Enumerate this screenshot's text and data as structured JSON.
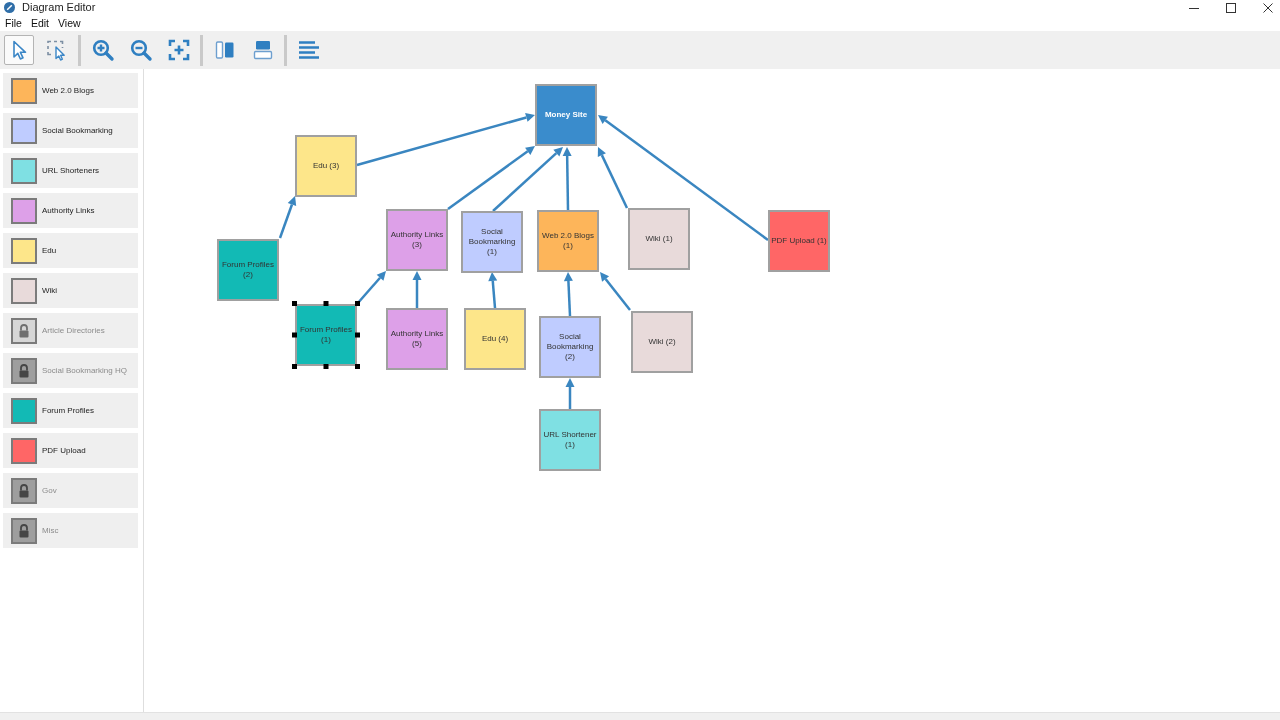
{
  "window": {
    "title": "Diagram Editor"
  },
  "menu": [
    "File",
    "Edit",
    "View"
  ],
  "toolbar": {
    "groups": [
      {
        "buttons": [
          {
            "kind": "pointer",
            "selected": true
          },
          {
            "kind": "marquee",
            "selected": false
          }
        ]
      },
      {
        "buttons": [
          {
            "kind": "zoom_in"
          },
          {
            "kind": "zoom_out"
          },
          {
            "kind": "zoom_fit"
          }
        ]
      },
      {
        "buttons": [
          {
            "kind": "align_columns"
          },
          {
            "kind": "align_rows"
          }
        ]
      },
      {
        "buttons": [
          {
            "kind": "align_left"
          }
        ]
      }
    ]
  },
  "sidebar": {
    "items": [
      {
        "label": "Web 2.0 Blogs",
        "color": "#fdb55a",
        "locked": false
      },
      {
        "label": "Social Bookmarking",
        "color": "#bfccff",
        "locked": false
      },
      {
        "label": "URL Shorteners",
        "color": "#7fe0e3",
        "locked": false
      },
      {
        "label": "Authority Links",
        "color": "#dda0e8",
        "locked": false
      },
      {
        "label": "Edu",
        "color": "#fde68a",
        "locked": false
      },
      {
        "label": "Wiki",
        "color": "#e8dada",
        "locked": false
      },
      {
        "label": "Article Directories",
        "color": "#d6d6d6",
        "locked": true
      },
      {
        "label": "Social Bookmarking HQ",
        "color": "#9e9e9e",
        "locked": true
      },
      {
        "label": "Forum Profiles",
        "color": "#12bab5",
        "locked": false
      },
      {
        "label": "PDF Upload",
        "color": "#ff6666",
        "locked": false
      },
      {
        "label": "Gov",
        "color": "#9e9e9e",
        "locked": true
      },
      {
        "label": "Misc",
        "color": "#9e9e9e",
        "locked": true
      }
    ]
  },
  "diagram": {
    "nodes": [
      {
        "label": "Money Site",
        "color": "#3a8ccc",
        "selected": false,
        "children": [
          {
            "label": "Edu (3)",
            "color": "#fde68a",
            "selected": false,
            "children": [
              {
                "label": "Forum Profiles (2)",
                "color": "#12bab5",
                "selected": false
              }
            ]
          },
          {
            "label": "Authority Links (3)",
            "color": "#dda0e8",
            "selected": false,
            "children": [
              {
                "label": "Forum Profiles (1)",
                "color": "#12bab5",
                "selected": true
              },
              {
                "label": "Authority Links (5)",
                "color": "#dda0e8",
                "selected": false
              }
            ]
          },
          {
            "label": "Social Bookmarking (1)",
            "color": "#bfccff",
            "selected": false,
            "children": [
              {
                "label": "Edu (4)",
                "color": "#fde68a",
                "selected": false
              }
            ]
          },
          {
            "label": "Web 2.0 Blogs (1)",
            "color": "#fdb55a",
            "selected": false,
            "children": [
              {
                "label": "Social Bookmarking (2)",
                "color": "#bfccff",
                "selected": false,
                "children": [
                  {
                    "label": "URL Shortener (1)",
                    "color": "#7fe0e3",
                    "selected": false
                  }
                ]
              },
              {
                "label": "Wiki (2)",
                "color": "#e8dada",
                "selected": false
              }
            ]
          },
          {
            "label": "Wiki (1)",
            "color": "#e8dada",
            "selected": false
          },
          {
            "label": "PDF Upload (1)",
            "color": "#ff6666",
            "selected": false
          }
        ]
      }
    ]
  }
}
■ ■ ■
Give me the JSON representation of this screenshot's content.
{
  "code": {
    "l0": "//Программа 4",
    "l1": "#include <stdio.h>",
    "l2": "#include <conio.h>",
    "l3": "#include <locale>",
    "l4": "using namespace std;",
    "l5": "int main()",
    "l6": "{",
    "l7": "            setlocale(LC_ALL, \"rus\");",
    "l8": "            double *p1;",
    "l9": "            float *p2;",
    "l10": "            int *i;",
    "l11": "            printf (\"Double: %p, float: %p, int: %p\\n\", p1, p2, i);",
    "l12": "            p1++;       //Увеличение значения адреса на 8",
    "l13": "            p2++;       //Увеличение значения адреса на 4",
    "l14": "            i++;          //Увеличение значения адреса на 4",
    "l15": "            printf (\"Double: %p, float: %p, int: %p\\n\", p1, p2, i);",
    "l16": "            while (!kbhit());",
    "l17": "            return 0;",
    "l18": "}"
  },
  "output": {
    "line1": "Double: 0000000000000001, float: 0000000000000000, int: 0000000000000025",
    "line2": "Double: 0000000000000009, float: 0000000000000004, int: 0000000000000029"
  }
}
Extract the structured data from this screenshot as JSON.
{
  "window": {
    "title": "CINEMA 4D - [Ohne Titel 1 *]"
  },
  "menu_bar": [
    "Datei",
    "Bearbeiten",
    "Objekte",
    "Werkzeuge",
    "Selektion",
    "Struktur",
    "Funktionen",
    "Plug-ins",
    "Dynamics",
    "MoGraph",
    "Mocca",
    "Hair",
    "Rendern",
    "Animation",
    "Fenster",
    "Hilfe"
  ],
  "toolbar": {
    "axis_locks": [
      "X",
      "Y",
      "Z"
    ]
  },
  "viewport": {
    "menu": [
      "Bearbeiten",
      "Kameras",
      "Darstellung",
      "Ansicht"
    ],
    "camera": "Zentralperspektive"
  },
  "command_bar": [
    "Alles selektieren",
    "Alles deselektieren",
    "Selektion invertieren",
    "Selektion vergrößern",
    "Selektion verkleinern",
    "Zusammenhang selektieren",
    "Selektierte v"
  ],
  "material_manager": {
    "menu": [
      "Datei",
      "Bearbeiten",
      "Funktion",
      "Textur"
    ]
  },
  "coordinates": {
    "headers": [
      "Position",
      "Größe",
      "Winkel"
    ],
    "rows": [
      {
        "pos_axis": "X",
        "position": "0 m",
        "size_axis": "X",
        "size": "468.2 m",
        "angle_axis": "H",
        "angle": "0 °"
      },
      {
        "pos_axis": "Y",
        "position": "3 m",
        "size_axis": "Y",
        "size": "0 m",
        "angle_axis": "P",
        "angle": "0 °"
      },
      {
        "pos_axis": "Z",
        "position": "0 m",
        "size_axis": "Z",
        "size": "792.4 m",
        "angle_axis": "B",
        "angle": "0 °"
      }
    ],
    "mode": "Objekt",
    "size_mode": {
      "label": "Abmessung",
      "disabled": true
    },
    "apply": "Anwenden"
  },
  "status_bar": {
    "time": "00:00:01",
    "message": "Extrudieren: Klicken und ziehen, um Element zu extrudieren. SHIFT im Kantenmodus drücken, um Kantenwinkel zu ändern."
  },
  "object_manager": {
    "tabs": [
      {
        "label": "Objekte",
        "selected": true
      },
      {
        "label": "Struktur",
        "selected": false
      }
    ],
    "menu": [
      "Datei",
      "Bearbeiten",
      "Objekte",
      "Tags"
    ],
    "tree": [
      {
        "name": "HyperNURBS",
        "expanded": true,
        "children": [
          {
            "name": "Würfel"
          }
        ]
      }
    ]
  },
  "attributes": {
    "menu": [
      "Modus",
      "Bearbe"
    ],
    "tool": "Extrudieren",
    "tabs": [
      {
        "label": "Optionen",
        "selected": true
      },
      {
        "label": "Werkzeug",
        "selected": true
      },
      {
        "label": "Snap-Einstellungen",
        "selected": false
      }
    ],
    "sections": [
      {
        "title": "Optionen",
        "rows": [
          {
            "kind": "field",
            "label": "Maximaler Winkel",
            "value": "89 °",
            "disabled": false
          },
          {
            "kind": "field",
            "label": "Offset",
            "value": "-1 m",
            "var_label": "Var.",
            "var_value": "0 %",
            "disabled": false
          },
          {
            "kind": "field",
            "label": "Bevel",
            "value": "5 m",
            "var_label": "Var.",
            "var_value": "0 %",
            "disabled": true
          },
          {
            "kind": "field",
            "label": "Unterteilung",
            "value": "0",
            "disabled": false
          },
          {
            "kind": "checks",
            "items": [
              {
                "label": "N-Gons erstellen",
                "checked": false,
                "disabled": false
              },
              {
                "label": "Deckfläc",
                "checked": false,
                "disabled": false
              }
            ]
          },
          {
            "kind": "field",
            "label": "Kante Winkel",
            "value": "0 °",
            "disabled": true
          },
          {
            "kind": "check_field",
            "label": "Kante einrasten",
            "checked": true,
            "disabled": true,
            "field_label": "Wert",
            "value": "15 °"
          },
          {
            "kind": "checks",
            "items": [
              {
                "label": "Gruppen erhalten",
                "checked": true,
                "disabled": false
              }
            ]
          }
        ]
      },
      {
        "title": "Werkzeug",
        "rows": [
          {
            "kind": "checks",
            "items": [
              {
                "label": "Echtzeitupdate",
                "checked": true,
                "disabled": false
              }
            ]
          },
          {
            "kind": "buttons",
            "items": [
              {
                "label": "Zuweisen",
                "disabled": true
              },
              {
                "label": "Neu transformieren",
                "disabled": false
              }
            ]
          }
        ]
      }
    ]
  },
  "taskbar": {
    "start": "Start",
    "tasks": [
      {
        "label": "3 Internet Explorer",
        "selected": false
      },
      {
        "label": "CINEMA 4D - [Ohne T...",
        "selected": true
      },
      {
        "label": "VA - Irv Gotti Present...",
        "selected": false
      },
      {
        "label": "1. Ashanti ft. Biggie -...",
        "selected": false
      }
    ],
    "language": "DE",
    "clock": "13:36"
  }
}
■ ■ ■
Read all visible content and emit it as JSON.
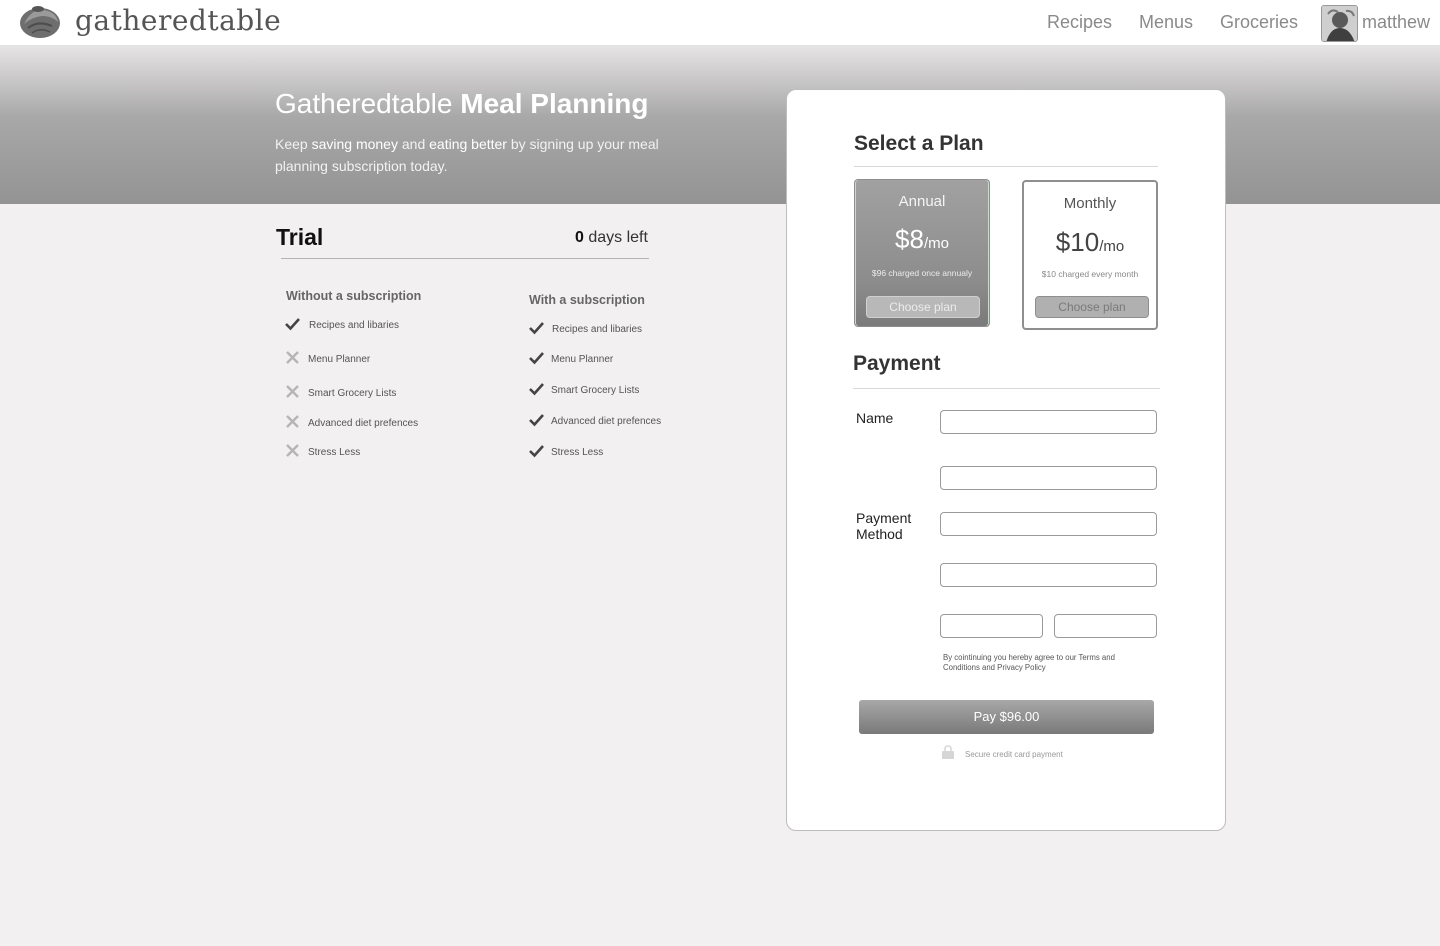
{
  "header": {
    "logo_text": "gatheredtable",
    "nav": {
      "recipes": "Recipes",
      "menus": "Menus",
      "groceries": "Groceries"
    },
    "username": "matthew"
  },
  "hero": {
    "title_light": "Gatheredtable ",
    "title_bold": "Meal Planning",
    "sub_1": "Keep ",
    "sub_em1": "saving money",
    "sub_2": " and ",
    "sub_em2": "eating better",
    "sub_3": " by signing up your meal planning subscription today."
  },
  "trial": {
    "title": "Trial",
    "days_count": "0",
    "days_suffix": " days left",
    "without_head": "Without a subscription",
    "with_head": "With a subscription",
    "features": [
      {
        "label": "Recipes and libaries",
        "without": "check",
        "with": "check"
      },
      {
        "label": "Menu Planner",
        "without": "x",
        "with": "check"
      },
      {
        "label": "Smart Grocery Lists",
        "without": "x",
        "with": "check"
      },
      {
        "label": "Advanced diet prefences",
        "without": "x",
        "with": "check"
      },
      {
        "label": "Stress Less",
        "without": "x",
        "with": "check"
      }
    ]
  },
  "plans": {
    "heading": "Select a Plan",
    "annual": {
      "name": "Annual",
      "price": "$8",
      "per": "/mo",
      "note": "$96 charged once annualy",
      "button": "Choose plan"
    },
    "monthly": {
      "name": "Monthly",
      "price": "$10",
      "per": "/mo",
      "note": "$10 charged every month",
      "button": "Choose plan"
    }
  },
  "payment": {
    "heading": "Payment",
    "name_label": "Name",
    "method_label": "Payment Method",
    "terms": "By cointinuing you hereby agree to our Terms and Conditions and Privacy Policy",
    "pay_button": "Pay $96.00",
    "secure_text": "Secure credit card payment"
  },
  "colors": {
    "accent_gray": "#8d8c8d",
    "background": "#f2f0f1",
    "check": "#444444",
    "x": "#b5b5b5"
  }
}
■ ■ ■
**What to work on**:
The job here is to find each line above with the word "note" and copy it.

**Problem solution**:
      "note": "$96 charged once annualy",
      "note": "$10 charged every month",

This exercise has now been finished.